Component data from apps and pages
________________

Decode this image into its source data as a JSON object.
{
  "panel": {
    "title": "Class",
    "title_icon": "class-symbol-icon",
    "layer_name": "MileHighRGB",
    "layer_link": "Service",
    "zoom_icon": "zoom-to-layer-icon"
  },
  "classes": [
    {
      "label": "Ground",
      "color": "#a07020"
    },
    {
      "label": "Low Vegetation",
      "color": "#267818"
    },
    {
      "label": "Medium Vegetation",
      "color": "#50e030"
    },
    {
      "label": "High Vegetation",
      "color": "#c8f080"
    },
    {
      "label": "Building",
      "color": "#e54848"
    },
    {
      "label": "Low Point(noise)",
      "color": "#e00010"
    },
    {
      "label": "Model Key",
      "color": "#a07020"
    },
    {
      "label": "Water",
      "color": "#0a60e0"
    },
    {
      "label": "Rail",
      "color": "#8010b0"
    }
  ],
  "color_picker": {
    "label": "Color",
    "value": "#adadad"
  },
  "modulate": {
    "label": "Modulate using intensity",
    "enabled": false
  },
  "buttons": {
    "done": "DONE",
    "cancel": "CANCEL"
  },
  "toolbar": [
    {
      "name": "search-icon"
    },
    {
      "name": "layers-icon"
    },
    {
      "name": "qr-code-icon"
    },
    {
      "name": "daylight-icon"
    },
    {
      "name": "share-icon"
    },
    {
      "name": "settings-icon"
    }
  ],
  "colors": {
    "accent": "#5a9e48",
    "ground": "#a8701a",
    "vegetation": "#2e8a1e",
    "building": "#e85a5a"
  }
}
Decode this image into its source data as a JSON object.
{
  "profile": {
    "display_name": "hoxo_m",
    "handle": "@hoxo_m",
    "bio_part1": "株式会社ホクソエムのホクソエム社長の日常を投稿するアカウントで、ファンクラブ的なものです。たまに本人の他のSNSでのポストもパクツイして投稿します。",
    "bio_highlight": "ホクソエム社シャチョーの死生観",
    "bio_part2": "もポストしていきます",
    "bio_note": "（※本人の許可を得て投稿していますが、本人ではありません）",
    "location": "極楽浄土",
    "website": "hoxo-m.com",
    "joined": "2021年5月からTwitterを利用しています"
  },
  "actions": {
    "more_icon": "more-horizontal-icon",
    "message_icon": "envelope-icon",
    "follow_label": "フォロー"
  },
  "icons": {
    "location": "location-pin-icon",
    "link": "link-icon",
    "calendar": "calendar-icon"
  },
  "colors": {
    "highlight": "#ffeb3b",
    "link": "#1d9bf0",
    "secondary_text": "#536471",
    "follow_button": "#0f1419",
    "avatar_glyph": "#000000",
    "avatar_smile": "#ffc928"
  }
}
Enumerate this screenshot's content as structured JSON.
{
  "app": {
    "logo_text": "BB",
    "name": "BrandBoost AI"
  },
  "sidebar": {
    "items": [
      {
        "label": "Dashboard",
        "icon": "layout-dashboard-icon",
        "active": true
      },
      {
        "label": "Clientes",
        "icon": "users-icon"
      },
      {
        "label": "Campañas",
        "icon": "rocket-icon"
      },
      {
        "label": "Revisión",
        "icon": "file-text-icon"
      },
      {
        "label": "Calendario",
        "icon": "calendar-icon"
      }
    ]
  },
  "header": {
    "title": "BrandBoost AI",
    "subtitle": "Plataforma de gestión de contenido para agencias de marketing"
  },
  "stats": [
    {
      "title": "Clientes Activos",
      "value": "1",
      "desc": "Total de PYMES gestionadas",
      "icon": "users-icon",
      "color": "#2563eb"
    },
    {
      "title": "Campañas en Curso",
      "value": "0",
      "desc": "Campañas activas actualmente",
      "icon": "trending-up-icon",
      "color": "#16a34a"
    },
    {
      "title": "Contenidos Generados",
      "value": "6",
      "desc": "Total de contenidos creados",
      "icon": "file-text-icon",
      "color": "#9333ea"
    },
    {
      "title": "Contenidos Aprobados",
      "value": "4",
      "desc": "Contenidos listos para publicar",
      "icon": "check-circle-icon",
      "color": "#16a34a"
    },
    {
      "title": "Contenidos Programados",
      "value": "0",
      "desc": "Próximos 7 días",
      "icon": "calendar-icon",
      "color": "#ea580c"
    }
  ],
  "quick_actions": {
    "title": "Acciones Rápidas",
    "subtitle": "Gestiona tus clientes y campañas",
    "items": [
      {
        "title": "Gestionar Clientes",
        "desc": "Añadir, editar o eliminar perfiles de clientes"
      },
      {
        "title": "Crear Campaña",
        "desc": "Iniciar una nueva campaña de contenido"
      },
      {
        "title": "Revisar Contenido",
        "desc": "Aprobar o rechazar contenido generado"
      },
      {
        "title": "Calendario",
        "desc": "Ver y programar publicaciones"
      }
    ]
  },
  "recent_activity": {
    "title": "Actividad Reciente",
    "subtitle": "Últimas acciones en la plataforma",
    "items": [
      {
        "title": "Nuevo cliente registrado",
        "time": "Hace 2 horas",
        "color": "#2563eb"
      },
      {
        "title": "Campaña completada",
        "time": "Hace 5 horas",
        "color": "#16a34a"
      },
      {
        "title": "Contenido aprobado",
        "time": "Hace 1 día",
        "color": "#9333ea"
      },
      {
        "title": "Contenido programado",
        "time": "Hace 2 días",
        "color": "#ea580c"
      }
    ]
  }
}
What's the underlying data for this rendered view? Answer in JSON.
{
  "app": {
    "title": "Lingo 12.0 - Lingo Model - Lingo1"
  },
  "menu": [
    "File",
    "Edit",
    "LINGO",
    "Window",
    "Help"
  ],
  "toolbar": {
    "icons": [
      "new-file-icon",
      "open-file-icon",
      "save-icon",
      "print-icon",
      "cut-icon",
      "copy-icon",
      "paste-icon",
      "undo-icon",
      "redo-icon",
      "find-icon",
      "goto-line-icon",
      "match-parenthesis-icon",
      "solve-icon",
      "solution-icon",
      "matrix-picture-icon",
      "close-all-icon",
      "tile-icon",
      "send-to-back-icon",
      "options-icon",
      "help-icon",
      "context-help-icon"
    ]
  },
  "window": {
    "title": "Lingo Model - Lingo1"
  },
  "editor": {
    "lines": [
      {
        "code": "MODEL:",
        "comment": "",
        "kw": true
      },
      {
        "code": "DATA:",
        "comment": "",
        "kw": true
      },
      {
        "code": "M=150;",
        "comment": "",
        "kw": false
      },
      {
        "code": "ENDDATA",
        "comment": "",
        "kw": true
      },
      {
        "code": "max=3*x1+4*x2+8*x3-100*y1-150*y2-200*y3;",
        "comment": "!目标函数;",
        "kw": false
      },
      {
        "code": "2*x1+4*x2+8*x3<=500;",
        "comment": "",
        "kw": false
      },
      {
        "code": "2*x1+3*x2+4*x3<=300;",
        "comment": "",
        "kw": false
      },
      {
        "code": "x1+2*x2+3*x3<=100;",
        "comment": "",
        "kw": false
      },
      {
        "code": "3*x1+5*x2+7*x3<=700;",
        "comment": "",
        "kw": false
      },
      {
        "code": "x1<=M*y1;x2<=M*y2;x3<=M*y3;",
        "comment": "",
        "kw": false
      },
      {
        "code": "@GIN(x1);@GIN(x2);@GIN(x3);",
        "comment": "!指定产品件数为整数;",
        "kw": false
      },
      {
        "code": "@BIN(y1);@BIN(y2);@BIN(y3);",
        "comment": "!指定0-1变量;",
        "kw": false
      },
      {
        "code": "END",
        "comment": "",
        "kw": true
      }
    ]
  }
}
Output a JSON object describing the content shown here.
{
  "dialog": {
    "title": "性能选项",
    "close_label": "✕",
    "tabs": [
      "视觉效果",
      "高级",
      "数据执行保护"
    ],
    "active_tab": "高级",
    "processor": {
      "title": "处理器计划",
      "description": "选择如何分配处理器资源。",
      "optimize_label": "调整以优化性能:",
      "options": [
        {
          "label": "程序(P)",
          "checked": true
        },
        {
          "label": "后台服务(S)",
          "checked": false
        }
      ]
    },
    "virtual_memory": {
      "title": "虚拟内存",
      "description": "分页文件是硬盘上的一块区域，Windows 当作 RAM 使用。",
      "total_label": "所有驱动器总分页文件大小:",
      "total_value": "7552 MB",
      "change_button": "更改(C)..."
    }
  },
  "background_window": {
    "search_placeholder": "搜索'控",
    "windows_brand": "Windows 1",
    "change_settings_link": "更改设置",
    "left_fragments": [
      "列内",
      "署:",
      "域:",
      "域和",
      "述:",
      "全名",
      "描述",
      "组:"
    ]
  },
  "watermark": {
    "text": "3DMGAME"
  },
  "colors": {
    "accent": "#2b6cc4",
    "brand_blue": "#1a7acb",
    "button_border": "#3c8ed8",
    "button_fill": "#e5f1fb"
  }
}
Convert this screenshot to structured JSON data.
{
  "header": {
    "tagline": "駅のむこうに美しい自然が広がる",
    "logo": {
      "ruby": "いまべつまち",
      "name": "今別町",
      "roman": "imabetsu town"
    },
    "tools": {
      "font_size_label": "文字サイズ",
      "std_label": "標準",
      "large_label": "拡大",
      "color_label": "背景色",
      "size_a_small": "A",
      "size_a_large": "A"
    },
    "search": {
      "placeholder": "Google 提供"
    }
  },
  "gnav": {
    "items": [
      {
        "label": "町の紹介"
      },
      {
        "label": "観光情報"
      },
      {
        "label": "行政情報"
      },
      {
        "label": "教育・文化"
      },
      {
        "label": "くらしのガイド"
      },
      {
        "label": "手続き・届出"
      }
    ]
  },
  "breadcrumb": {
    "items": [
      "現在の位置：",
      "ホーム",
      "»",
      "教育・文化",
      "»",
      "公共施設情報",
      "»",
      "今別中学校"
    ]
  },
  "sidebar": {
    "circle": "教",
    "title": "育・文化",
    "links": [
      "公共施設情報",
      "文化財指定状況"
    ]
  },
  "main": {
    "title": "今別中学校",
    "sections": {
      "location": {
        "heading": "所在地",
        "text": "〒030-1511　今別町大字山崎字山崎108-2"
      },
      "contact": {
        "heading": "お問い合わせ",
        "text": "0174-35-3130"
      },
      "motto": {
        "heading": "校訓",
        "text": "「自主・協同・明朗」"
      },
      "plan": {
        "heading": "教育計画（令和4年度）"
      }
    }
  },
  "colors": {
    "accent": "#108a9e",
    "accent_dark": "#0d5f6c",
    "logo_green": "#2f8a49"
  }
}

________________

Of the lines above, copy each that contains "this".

• _FINISHED EXERCISE_
Decode this image into its source data as a JSON object.
Decode this image into its source data as a JSON object.
Enumerate this screenshot's content as structured JSON.
What's the underlying data for this rendered view? Answer in JSON.
Convert this screenshot to structured JSON data.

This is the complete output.